Biden confirms the head of the Secret Service – who has been in charge since 2019 and served during Trump and the COVID pandemic – is stepping down: Set to be leaving White House for a job at Snapchat
- The White House confirmed Thursday that Secret Service Director Jim Murray was retiring, after 27 years at the service
- Murray is heading to the popular app Snapchat, where he’ll be chief security officer, a spokesman for the company confirmed to DailyMail.com
- ‘Jim embodies the meaning of service over self, and protected the families of U.S. Presidents like they were part of his own,’ the president and first lady said
- A Secret Service spokesman said Murray delayed moving on ‘so he could not be a distraction’ during NATO, the G7 and the Summit of the Americas
Secret Service Director Jim Murray is retiring from the service and heading to the popular app Snapchat, where he’ll serve as chief security officer, DailyMail.com confirmed.
‘Jim embodies the meaning of service over self, and protected the families of U.S. Presidents like they were part of his own,’ said a statement Thursday from the president and first lady. ‘We are incredibly grateful for his service to our country and our family.’
The Secret Service’s Chief of Communications Anthony Guglielmi told DailyMail.com that Murray delayed his retirement from the service by several months.
‘He had the opportunity back in April but chose the end of July so he could not be a distraction from the president’s NATO summit, the Summit of the Americas out in Los Angeles and the G7 summit that President Biden just returned from,’ Guglielmi said.
‘He also wanted to present the Secret Service’s budget to Congress so he chose July 30,’ the spokesperson added.
Murray started as head of the agency in 2019 and worked through the White House COVID pandemic that saw Donald Trump get infected – and him riding in a limo with agents outside Walter Reed.
The top salary bracket for the Secret Service is $189,000. Murray could get significantly more working for Snapchat.

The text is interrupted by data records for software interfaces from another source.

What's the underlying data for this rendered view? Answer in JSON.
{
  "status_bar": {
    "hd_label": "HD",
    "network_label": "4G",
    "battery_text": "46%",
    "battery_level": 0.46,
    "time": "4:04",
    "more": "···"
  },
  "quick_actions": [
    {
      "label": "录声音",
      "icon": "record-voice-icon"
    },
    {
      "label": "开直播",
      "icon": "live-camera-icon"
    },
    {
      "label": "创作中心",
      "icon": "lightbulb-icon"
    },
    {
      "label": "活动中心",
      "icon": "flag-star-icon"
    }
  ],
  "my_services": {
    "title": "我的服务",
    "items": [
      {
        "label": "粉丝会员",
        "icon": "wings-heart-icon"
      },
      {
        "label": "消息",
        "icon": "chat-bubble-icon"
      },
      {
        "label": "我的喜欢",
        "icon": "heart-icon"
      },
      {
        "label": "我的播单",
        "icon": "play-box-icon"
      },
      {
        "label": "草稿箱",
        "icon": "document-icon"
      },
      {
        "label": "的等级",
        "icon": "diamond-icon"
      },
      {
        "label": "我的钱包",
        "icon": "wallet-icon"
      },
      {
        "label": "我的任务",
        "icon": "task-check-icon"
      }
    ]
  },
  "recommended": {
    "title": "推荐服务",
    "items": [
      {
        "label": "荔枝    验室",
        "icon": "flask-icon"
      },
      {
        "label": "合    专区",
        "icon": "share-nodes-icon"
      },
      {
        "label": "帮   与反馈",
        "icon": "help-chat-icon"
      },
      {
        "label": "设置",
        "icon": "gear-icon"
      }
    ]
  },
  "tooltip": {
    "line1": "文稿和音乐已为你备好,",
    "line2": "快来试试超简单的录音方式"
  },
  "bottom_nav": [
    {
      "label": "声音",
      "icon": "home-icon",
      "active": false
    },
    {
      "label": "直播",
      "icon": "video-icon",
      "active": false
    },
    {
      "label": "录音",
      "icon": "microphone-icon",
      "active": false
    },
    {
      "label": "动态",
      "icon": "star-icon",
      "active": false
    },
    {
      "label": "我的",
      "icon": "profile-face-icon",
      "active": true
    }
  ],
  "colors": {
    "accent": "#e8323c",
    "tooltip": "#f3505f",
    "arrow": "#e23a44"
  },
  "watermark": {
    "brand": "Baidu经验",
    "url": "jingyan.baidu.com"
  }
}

The White House confirmed Thursday that Secret Service Director Jim Murray (pictured) was retiring, applauding his three-decade ‘long and distinguished’ career that spanned federal and military service
Snapchat’s spokesperson said the company was ‘thrilled’ to add Murray to its ranks on August 1 and that he would report directly to CEO and co-founder Evan Spiegel.
He will be tasked with providing security for the more than 5,000 Snap employees around the globe.
The Washington Post first reported Murray was heading to Snapchat.
Murray was a 27-year veteran of the Secret Service and assumed the top post in May 2019, during the tenure of former President Donald Trump.
‘As Director, Murray contributed significantly to the agency’s continued professionalization and growth, and helped the agency navigate the unique challenges presented by the historic COVID-19 pandemic, throughout which the agency continued executing its integrated mission of providing protection to senior elected leaders and investigating crimes targeting our financial infrastructure,’ the Secret Service statement said.
Among those ‘unique challenges’ was providing security for a president who didn’t want to take precautions against COVID-19.
In June 2021, the nonprofit Citizens for Responsibility and Ethics released a report that said 881 Secret Service employees had tested positive for COVID between March 1, 2020 and March 9, 2021, according to The Washington Post.
Among those, 477 members were in the special agent division, which includes the president and vice president’s security details.
Trump famously refused to wear a facemask for most of the pandemic, with many White House officials and staff following his lead.
He also held massive rallies in the months leading up to the 2020 election – and before COVID-19 vaccines were approved for use.
When Trump was hospitalized for COVID in October 2020 he took a ride outside the Walter Reed medical facility with agents in his vehicle.
‘Never before has the Secret Service run up against a president so intent on putting himself first regardless of the costs, including to those around him,’ Ned Price, now the State Department spokesman, told The Post in August 2020.
Murray will immediately start work at Snapchat where he’ll be chief security officer. The Secret Service said he delayed his new gig ‘so he could not be a distraction’ during the president’s recent trips abroad and to Los Angeles for the Summit of the Americas